* _WORK REQUEST_: The answer should contain all of the data, retyped without any alteration.

* _PROVIDED MATERIAL_:
_____
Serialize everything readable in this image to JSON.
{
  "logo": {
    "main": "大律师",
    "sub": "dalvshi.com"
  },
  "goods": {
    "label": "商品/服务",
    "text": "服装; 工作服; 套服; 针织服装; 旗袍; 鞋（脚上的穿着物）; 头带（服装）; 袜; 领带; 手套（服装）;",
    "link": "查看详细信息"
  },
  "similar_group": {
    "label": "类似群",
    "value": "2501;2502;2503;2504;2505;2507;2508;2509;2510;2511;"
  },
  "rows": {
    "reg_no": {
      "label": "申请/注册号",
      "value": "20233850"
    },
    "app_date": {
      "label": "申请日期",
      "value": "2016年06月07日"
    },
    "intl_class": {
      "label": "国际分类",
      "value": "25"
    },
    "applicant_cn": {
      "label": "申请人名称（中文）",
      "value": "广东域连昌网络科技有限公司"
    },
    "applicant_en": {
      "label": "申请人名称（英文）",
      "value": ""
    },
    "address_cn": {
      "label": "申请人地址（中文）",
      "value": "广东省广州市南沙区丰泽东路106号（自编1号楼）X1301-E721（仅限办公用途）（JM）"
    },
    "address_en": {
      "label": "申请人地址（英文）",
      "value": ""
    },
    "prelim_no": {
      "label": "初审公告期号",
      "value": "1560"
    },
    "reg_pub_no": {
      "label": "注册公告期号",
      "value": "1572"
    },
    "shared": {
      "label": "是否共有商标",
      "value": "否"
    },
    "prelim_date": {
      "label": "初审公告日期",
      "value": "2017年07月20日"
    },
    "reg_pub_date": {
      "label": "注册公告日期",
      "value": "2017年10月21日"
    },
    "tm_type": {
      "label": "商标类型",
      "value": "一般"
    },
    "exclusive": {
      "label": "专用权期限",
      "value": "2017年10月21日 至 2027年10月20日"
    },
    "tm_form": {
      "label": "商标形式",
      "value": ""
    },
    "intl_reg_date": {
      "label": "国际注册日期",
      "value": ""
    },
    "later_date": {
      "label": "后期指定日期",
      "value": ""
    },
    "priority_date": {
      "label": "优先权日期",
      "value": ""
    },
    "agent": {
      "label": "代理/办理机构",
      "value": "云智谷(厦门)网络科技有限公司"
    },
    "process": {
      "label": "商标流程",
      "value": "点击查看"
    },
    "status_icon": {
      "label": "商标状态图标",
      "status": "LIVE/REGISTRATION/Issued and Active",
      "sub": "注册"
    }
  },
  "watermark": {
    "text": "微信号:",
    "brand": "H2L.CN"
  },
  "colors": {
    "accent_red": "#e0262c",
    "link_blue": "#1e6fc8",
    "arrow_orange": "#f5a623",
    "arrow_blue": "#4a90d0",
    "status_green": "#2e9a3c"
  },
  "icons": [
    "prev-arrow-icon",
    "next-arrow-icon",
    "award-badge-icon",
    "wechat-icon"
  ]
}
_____
* _YOUR SOLUTION_:
Serialize everything readable in this image to JSON.
{
  "logo": {
    "main": "大律师",
    "sub": "dalvshi.com"
  },
  "goods": {
    "label": "商品/服务",
    "text": "服装; 工作服; 套服; 针织服装; 旗袍; 鞋（脚上的穿着物）; 头带（服装）; 袜; 领带; 手套（服装）;",
    "link": "查看详细信息"
  },
  "similar_group": {
    "label": "类似群",
    "value": "2501;2502;2503;2504;2505;2507;2508;2509;2510;2511;"
  },
  "rows": {
    "reg_no": {
      "label": "申请/注册号",
      "value": "20233850"
    },
    "app_date": {
      "label": "申请日期",
      "value": "2016年06月07日"
    },
    "intl_class": {
      "label": "国际分类",
      "value": "25"
    },
    "applicant_cn": {
      "label": "申请人名称（中文）",
      "value": "广东域连昌网络科技有限公司"
    },
    "applicant_en": {
      "label": "申请人名称（英文）",
      "value": ""
    },
    "address_cn": {
      "label": "申请人地址（中文）",
      "value": "广东省广州市南沙区丰泽东路106号（自编1号楼）X1301-E721（仅限办公用途）（JM）"
    },
    "address_en": {
      "label": "申请人地址（英文）",
      "value": ""
    },
    "prelim_no": {
      "label": "初审公告期号",
      "value": "1560"
    },
    "reg_pub_no": {
      "label": "注册公告期号",
      "value": "1572"
    },
    "shared": {
      "label": "是否共有商标",
      "value": "否"
    },
    "prelim_date": {
      "label": "初审公告日期",
      "value": "2017年07月20日"
    },
    "reg_pub_date": {
      "label": "注册公告日期",
      "value": "2017年10月21日"
    },
    "tm_type": {
      "label": "商标类型",
      "value": "一般"
    },
    "exclusive": {
      "label": "专用权期限",
      "value": "2017年10月21日 至 2027年10月20日"
    },
    "tm_form": {
      "label": "商标形式",
      "value": ""
    },
    "intl_reg_date": {
      "label": "国际注册日期",
      "value": ""
    },
    "later_date": {
      "label": "后期指定日期",
      "value": ""
    },
    "priority_date": {
      "label": "优先权日期",
      "value": ""
    },
    "agent": {
      "label": "代理/办理机构",
      "value": "云智谷(厦门)网络科技有限公司"
    },
    "process": {
      "label": "商标流程",
      "value": "点击查看"
    },
    "status_icon": {
      "label": "商标状态图标",
      "status": "LIVE/REGISTRATION/Issued and Active",
      "sub": "注册"
    }
  },
  "watermark": {
    "text": "微信号:",
    "brand": "H2L.CN"
  },
  "colors": {
    "accent_red": "#e0262c",
    "link_blue": "#1e6fc8",
    "arrow_orange": "#f5a623",
    "arrow_blue": "#4a90d0",
    "status_green": "#2e9a3c"
  },
  "icons": [
    "prev-arrow-icon",
    "next-arrow-icon",
    "award-badge-icon",
    "wechat-icon"
  ]
}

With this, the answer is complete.